When the researchers turned up the heat, the polyps produced even more DMSP. Levels increased by 76 percent when the coral suffered in uncomfortably warm water.
Higher surface water temperatures threaten corals globally, along with declining water quality, ocean acidification, and other menaces. Coral die-offs could cause DMSP levels to spike at first and then crash.
ANALYSIS: Unprotected Coral Harbor Herpes
DMSP can serve as the seed, or nucleus, for cloud formation. So alterations in levels of the chemical could influence cloud cover.
"Cloud production, especially in the tropics, is an important regulator of climate - because clouds shade the Earth and reflect much of the sun's heat back into space," said lead author Jean-Baptiste Raina, a marine scientist at AIMS, in a press release. "If fewer clouds are produced, less heat will be reflected - which ultimately will lead to warmer sea surface temperatures."

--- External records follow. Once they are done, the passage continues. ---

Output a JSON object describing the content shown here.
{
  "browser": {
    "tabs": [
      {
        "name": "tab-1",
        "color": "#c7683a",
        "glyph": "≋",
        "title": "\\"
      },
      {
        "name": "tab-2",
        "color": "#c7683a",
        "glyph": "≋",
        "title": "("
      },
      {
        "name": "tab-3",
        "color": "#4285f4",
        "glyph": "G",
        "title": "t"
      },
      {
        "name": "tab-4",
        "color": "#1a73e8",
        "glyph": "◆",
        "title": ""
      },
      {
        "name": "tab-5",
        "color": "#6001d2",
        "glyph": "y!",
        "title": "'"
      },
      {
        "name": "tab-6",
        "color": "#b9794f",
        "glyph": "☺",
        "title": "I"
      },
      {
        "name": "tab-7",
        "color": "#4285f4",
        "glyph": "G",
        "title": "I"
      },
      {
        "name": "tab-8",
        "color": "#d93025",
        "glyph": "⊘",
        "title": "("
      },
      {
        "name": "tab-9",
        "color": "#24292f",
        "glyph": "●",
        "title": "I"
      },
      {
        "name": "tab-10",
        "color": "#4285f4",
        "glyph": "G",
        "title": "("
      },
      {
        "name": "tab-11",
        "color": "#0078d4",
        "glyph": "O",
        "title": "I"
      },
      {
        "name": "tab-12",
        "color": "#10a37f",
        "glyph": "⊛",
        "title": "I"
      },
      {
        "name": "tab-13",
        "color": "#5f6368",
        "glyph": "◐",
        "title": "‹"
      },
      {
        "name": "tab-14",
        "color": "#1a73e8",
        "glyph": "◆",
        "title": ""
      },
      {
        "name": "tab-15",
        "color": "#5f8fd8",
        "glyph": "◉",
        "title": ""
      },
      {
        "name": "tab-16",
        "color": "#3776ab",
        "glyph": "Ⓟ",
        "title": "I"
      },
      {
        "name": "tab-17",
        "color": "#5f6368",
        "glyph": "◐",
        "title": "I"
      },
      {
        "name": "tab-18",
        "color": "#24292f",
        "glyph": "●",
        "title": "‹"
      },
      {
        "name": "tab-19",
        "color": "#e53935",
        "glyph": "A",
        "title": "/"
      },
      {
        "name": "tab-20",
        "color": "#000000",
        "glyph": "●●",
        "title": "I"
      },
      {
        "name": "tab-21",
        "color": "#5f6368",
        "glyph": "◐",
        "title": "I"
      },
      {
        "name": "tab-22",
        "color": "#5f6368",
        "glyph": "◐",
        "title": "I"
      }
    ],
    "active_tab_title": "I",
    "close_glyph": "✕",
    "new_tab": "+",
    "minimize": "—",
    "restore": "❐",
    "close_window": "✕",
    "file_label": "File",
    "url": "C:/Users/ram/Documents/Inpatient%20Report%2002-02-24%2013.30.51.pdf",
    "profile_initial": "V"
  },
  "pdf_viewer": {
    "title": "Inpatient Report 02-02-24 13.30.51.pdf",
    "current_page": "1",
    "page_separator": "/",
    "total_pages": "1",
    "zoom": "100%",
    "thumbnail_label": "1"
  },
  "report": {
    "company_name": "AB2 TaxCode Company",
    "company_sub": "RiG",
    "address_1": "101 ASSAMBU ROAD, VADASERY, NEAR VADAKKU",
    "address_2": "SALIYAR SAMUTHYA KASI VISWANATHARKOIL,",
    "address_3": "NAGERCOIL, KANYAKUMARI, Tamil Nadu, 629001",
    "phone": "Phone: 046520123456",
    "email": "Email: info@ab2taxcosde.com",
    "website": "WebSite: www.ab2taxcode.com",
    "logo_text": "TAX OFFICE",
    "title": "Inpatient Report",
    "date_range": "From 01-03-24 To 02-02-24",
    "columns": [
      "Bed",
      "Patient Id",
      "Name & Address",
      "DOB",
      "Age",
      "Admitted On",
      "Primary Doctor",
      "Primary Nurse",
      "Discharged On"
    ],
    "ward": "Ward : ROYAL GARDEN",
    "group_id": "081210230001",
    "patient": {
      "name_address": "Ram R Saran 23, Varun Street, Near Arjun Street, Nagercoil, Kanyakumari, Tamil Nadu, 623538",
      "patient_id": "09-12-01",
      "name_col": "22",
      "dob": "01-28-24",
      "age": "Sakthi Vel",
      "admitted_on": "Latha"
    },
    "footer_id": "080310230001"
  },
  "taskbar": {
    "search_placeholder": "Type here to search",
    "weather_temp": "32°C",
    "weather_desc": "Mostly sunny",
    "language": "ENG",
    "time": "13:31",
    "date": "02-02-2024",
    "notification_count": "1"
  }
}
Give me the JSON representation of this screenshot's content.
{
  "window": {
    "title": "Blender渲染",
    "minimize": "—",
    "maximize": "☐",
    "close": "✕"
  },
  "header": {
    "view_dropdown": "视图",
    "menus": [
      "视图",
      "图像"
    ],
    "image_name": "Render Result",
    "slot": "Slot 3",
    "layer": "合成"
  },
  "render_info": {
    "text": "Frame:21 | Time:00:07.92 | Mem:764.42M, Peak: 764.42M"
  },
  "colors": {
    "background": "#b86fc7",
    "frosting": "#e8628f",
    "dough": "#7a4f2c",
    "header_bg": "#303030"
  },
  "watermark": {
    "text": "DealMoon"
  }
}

With warmer surface waters heat-stressing and ultimately bleaching corals, this could create a negative feedback loop with the potential to deodorize the ocean.